+++ SOURCE RECORDS +++
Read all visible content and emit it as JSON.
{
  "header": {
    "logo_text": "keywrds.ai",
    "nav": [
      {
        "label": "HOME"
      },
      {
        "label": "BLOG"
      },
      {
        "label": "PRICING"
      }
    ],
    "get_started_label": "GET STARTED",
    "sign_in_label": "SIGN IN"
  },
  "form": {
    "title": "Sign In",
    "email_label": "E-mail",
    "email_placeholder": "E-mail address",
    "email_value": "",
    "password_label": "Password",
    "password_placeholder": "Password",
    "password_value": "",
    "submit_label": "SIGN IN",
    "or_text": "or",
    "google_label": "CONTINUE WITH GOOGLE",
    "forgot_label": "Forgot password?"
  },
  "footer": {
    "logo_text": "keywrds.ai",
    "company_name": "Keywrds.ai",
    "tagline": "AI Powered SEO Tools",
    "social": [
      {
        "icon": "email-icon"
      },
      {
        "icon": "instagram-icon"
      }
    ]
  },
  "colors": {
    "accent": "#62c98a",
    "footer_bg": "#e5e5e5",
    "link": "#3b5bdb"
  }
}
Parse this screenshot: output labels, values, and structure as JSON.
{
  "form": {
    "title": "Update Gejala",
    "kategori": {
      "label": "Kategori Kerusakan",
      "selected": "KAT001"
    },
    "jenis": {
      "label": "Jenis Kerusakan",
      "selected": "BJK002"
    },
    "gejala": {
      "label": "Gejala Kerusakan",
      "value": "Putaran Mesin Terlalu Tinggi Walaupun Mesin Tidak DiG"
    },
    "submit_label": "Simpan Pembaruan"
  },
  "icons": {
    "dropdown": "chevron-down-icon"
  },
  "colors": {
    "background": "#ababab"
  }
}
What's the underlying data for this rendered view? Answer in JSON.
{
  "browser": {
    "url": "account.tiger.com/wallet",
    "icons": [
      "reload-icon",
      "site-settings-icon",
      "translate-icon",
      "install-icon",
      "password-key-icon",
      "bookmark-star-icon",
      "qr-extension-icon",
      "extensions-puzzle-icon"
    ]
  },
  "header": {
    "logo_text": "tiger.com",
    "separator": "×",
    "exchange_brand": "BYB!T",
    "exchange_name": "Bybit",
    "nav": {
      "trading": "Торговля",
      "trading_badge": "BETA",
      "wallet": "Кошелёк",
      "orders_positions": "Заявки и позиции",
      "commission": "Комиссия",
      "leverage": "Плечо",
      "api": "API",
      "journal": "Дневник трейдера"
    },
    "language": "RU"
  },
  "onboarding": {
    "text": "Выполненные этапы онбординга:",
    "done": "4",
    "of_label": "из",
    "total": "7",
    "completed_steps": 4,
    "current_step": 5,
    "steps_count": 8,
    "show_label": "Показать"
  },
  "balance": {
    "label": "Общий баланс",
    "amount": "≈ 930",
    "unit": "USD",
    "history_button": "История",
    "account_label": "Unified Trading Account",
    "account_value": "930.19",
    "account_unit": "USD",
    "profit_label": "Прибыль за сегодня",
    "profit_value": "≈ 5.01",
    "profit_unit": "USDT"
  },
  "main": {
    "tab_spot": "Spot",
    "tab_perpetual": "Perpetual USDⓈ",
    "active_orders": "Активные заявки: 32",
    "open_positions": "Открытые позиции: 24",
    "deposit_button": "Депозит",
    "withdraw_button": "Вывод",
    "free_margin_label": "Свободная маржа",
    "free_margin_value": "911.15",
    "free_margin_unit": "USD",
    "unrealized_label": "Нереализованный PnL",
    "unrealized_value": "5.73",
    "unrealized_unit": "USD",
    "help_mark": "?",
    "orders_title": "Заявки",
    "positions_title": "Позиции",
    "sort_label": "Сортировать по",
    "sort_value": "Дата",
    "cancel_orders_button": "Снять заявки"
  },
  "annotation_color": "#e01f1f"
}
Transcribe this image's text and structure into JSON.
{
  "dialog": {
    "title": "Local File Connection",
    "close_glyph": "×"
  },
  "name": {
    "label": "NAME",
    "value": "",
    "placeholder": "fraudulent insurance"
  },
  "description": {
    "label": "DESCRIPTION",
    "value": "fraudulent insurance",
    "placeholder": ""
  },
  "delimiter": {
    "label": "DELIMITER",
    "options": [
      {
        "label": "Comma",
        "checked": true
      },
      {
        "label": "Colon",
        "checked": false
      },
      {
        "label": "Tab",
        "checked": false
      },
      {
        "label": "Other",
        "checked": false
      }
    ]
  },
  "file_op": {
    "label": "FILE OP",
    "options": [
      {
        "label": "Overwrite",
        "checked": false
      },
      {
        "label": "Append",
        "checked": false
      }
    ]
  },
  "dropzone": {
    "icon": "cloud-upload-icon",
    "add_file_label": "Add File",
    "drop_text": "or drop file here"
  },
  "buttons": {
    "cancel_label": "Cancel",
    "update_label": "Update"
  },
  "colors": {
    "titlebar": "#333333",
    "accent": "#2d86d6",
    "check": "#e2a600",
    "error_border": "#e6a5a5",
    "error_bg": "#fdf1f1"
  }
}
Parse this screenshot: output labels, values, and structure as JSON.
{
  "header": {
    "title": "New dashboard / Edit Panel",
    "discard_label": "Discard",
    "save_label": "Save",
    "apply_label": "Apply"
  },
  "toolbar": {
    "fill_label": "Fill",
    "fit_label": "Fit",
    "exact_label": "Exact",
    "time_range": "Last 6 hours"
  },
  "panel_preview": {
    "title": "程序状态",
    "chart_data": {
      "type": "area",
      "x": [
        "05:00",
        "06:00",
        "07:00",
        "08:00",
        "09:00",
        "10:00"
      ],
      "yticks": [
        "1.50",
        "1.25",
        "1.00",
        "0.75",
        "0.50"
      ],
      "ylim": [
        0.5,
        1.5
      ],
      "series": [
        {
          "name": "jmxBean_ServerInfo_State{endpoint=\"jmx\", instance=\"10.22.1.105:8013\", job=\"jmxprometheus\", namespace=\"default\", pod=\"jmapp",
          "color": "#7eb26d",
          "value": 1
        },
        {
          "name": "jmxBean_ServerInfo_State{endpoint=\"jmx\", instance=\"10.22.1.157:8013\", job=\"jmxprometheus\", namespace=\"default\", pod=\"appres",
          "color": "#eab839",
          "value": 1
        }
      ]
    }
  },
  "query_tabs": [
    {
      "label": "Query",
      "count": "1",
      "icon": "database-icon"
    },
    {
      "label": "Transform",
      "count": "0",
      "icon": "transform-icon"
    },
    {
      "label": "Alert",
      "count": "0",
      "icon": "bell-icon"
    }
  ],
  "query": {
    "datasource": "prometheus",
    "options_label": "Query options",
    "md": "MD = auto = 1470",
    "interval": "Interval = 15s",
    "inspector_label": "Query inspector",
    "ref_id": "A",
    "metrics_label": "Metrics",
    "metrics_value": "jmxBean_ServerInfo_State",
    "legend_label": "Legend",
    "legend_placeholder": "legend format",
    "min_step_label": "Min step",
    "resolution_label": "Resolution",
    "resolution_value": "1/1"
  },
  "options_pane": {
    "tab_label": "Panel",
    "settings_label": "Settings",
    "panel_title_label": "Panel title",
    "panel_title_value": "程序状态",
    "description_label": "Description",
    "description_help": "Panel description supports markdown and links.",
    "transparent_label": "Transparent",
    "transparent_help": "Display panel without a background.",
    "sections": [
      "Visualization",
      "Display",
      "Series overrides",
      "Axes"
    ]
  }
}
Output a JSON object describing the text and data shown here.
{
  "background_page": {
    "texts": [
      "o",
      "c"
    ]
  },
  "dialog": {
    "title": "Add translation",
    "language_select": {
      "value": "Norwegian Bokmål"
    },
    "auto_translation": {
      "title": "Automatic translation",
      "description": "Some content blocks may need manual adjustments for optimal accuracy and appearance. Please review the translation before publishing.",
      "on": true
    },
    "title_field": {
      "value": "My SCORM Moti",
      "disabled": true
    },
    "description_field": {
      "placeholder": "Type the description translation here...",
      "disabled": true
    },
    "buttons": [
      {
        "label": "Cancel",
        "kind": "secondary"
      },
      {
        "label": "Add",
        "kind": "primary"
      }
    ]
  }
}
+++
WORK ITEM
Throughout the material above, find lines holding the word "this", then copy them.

SOLUTION BELOW
Parse this screenshot: output labels, values, and structure as JSON.
What's the underlying data for this rendered view? Answer in JSON.
Transcribe this image's text and structure into JSON.
Parse this screenshot: output labels, values, and structure as JSON.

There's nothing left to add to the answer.